Biographical Note

Will Inman was born as William Archibald McGirt in Wilmington, North Carolina on May 3, 1923. He grew up in a working-class family and attended New Hanover County public schools throughout his education as a child. In 1943, Inman graduated from Duke University with a B.A. in English and later worked in a shipyard and fish market in Winston Salem. Inman joined the Communist Party in 1947. He was called to appear before the House Committee of Unamerican Activities in 1956. Inman would withdraw from the party shortly after.

In 1953, he changed his name to Inman (his mother's maiden name) to embody the "Will In Man" in his poetry. He would leaglly change his name in 1973. Inman moved to New York City to become fully involved with his writing. Inman was influenced by the works of Henry David Thoreau, Ralph Waldo Emerson, and Walt Whitman. During his time in New York City, Inman participated in poetry readings and clubs, which led him to teach a seminar at the Free University of New York. Starting in 1967, Inman taught poetry courses at the American University in Washington D.C. and Montgomery College in Maryland. He used his techniques from his Free University of New York seminars in these courses.

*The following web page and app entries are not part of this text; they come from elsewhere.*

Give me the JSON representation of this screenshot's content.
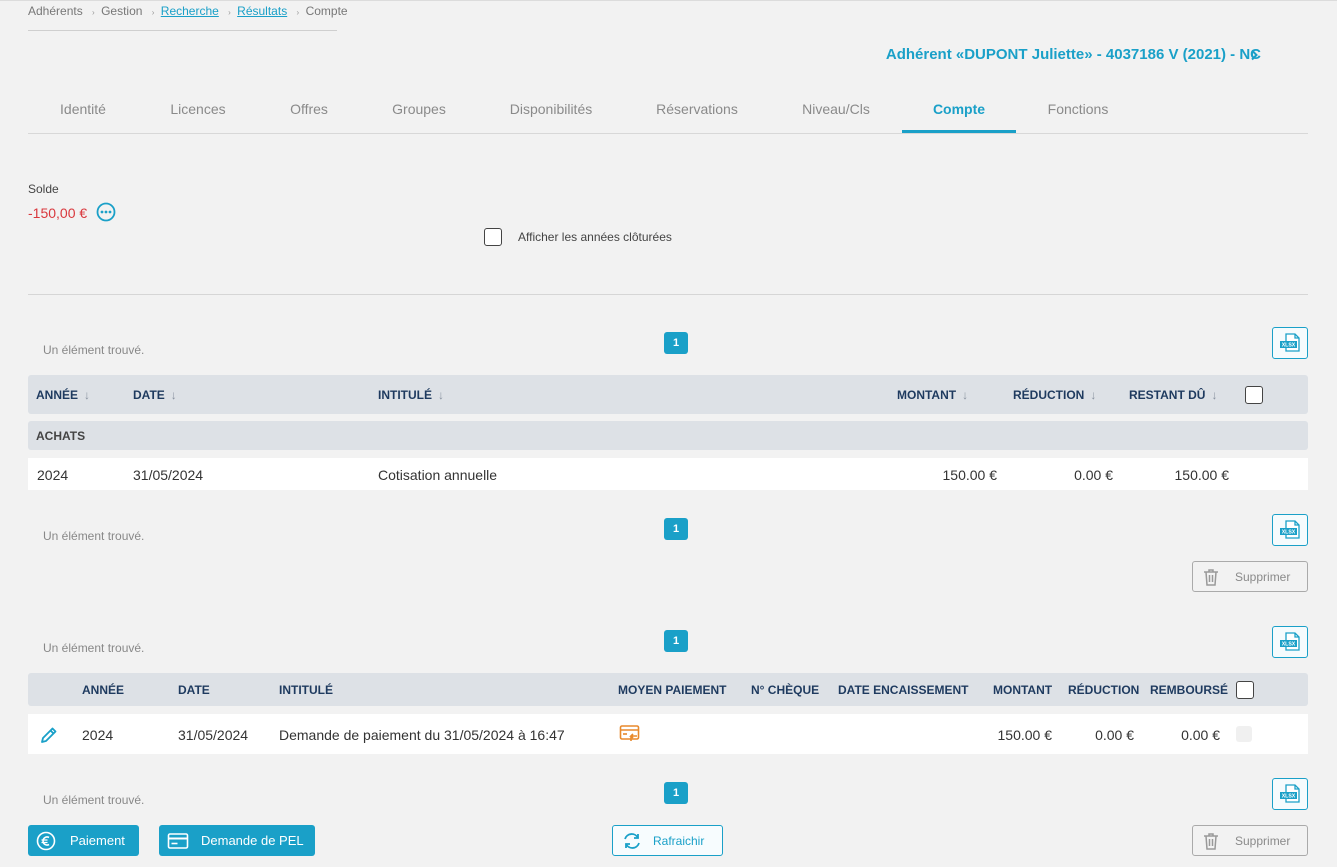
{
  "breadcrumb": {
    "items": [
      {
        "label": "Adhérents"
      },
      {
        "label": "Gestion"
      },
      {
        "label": "Recherche"
      },
      {
        "label": "Résultats"
      },
      {
        "label": "Compte"
      }
    ]
  },
  "member": {
    "title": "Adhérent «DUPONT Juliette» - 4037186 V (2021) - NC"
  },
  "tabs": [
    {
      "label": "Identité"
    },
    {
      "label": "Licences"
    },
    {
      "label": "Offres"
    },
    {
      "label": "Groupes"
    },
    {
      "label": "Disponibilités"
    },
    {
      "label": "Réservations"
    },
    {
      "label": "Niveau/Cls"
    },
    {
      "label": "Compte",
      "active": true
    },
    {
      "label": "Fonctions"
    }
  ],
  "solde": {
    "label": "Solde",
    "value": "-150,00 €"
  },
  "filters": {
    "closed_years_label": "Afficher les années clôturées"
  },
  "purchases": {
    "found_top": "Un élément trouvé.",
    "found_bottom": "Un élément trouvé.",
    "page": "1",
    "xlsx_label": "XLSX",
    "columns": [
      "ANNÉE",
      "DATE",
      "INTITULÉ",
      "MONTANT",
      "RÉDUCTION",
      "RESTANT DÛ"
    ],
    "group_label": "ACHATS",
    "rows": [
      {
        "year": "2024",
        "date": "31/05/2024",
        "label": "Cotisation annuelle",
        "amount": "150.00 €",
        "reduction": "0.00 €",
        "remaining": "150.00 €"
      }
    ],
    "delete_label": "Supprimer"
  },
  "payments": {
    "found_top": "Un élément trouvé.",
    "found_bottom": "Un élément trouvé.",
    "page": "1",
    "xlsx_label": "XLSX",
    "columns": [
      "ANNÉE",
      "DATE",
      "INTITULÉ",
      "MOYEN PAIEMENT",
      "N° CHÈQUE",
      "DATE ENCAISSEMENT",
      "MONTANT",
      "RÉDUCTION",
      "REMBOURSÉ"
    ],
    "rows": [
      {
        "year": "2024",
        "date": "31/05/2024",
        "label": "Demande de paiement du 31/05/2024 à 16:47",
        "method_icon": "online-payment-icon",
        "cheque": "",
        "cash_date": "",
        "amount": "150.00 €",
        "reduction": "0.00 €",
        "refunded": "0.00 €"
      }
    ]
  },
  "footer": {
    "payment_label": "Paiement",
    "pel_label": "Demande de PEL",
    "refresh_label": "Rafraichir",
    "delete_label": "Supprimer"
  },
  "colors": {
    "accent": "#1aa0c8",
    "negative": "#d9383d",
    "header_text": "#1e3a5f",
    "payment_icon": "#e8892b"
  }
}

Inman had a son, William Stanley, with Violet Stanely. His son lived in Albany, New York with his mother and would visit Inman in the city. In 1969, Inman married Barbara Ann Sherman. Her poor health would move the couple to Tuscon, Arizona in 1973. Inman and Sherman got divorced in 1975, and he would remain in Arizona for the rest of his life and continue to publish his poetry there. Inman also participated in hosting poetry workshops in prisons and other charity work. On October 3, 2009, Inman passed away from Parkinson's Disease. He is best remembered for his poetry and activism.

Extent

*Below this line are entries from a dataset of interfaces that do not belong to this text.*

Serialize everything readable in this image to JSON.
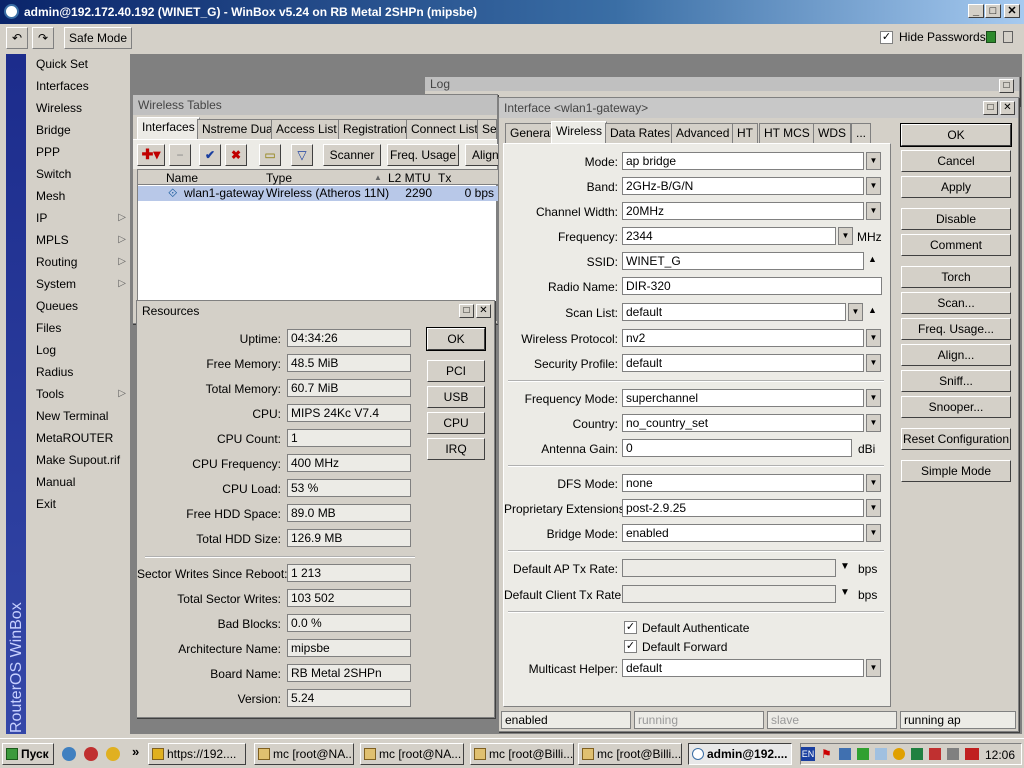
{
  "window": {
    "title": "admin@192.172.40.192 (WINET_G) - WinBox v5.24 on RB Metal 2SHPn (mipsbe)"
  },
  "toolbar": {
    "undo_icon": "undo-icon",
    "redo_icon": "redo-icon",
    "safe_mode": "Safe Mode",
    "hide_passwords": "Hide Passwords",
    "hide_passwords_checked": true
  },
  "brand": "RouterOS WinBox",
  "menu": [
    {
      "label": "Quick Set",
      "sub": false
    },
    {
      "label": "Interfaces",
      "sub": false
    },
    {
      "label": "Wireless",
      "sub": false
    },
    {
      "label": "Bridge",
      "sub": false
    },
    {
      "label": "PPP",
      "sub": false
    },
    {
      "label": "Switch",
      "sub": false
    },
    {
      "label": "Mesh",
      "sub": false
    },
    {
      "label": "IP",
      "sub": true
    },
    {
      "label": "MPLS",
      "sub": true
    },
    {
      "label": "Routing",
      "sub": true
    },
    {
      "label": "System",
      "sub": true
    },
    {
      "label": "Queues",
      "sub": false
    },
    {
      "label": "Files",
      "sub": false
    },
    {
      "label": "Log",
      "sub": false
    },
    {
      "label": "Radius",
      "sub": false
    },
    {
      "label": "Tools",
      "sub": true
    },
    {
      "label": "New Terminal",
      "sub": false
    },
    {
      "label": "MetaROUTER",
      "sub": false
    },
    {
      "label": "Make Supout.rif",
      "sub": false
    },
    {
      "label": "Manual",
      "sub": false
    },
    {
      "label": "Exit",
      "sub": false
    }
  ],
  "log_window": {
    "title": "Log"
  },
  "wireless_tables": {
    "title": "Wireless Tables",
    "tabs": [
      "Interfaces",
      "Nstreme Dual",
      "Access List",
      "Registration",
      "Connect List",
      "Sec"
    ],
    "buttons": {
      "scanner": "Scanner",
      "freq_usage": "Freq. Usage",
      "align": "Align"
    },
    "columns": [
      "Name",
      "Type",
      "L2 MTU",
      "Tx"
    ],
    "rows": [
      {
        "name": "wlan1-gateway",
        "type": "Wireless (Atheros 11N)",
        "l2mtu": "2290",
        "tx": "0 bps"
      }
    ]
  },
  "resources": {
    "title": "Resources",
    "fields": [
      {
        "label": "Uptime:",
        "value": "04:34:26"
      },
      {
        "label": "Free Memory:",
        "value": "48.5 MiB"
      },
      {
        "label": "Total Memory:",
        "value": "60.7 MiB"
      },
      {
        "label": "CPU:",
        "value": "MIPS 24Kc V7.4"
      },
      {
        "label": "CPU Count:",
        "value": "1"
      },
      {
        "label": "CPU Frequency:",
        "value": "400 MHz"
      },
      {
        "label": "CPU Load:",
        "value": "53 %"
      },
      {
        "label": "Free HDD Space:",
        "value": "89.0 MB"
      },
      {
        "label": "Total HDD Size:",
        "value": "126.9 MB"
      }
    ],
    "fields2": [
      {
        "label": "Sector Writes Since Reboot:",
        "value": "1 213"
      },
      {
        "label": "Total Sector Writes:",
        "value": "103 502"
      },
      {
        "label": "Bad Blocks:",
        "value": "0.0 %"
      },
      {
        "label": "Architecture Name:",
        "value": "mipsbe"
      },
      {
        "label": "Board Name:",
        "value": "RB Metal 2SHPn"
      },
      {
        "label": "Version:",
        "value": "5.24"
      }
    ],
    "buttons": [
      "OK",
      "PCI",
      "USB",
      "CPU",
      "IRQ"
    ]
  },
  "interface": {
    "title": "Interface <wlan1-gateway>",
    "tabs": [
      "General",
      "Wireless",
      "Data Rates",
      "Advanced",
      "HT",
      "HT MCS",
      "WDS",
      "..."
    ],
    "fields": {
      "mode": {
        "label": "Mode:",
        "value": "ap bridge"
      },
      "band": {
        "label": "Band:",
        "value": "2GHz-B/G/N"
      },
      "channel_width": {
        "label": "Channel Width:",
        "value": "20MHz"
      },
      "frequency": {
        "label": "Frequency:",
        "value": "2344",
        "unit": "MHz"
      },
      "ssid": {
        "label": "SSID:",
        "value": "WINET_G"
      },
      "radio_name": {
        "label": "Radio Name:",
        "value": "DIR-320"
      },
      "scan_list": {
        "label": "Scan List:",
        "value": "default"
      },
      "wireless_protocol": {
        "label": "Wireless Protocol:",
        "value": "nv2"
      },
      "security_profile": {
        "label": "Security Profile:",
        "value": "default"
      },
      "frequency_mode": {
        "label": "Frequency Mode:",
        "value": "superchannel"
      },
      "country": {
        "label": "Country:",
        "value": "no_country_set"
      },
      "antenna_gain": {
        "label": "Antenna Gain:",
        "value": "0",
        "unit": "dBi"
      },
      "dfs_mode": {
        "label": "DFS Mode:",
        "value": "none"
      },
      "proprietary_extensions": {
        "label": "Proprietary Extensions:",
        "value": "post-2.9.25"
      },
      "bridge_mode": {
        "label": "Bridge Mode:",
        "value": "enabled"
      },
      "default_ap_tx_rate": {
        "label": "Default AP Tx Rate:",
        "value": "",
        "unit": "bps"
      },
      "default_client_tx_rate": {
        "label": "Default Client Tx Rate:",
        "value": "",
        "unit": "bps"
      },
      "default_authenticate": {
        "label": "Default Authenticate",
        "checked": true
      },
      "default_forward": {
        "label": "Default Forward",
        "checked": true
      },
      "multicast_helper": {
        "label": "Multicast Helper:",
        "value": "default"
      }
    },
    "buttons": [
      "OK",
      "Cancel",
      "Apply",
      "Disable",
      "Comment",
      "Torch",
      "Scan...",
      "Freq. Usage...",
      "Align...",
      "Sniff...",
      "Snooper...",
      "Reset Configuration",
      "Simple Mode"
    ],
    "status": [
      "enabled",
      "running",
      "slave",
      "running ap"
    ]
  },
  "taskbar": {
    "start": "Пуск",
    "tasks": [
      {
        "label": "https://192....",
        "active": false
      },
      {
        "label": "mc [root@NA...",
        "active": false
      },
      {
        "label": "mc [root@NA...",
        "active": false
      },
      {
        "label": "mc [root@Billi...",
        "active": false
      },
      {
        "label": "mc [root@Billi...",
        "active": false
      },
      {
        "label": "admin@192....",
        "active": true
      }
    ],
    "lang": "EN",
    "clock": "12:06"
  }
}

1 Folder (Contains 1 folder.)

Language of Materials

English

Acquisition Information

This collection was donated by Neal Thomas. Date of acquisition unknown.

Related Materials

Additional material and information on Will Inman can be found in MS 136 Collected Works of Will Inman.

Title
Will Inman Correspondence
Status
Partially Processed
Author
Special Collections Staff
Date
Undated
Description rules
Describing Archives: A Content Standard
Language of description
English
Script of description
Latin
Language of description note
English

Repository Details

Part of the Randall Library Special Collections Repository

Contact:

910-962-7810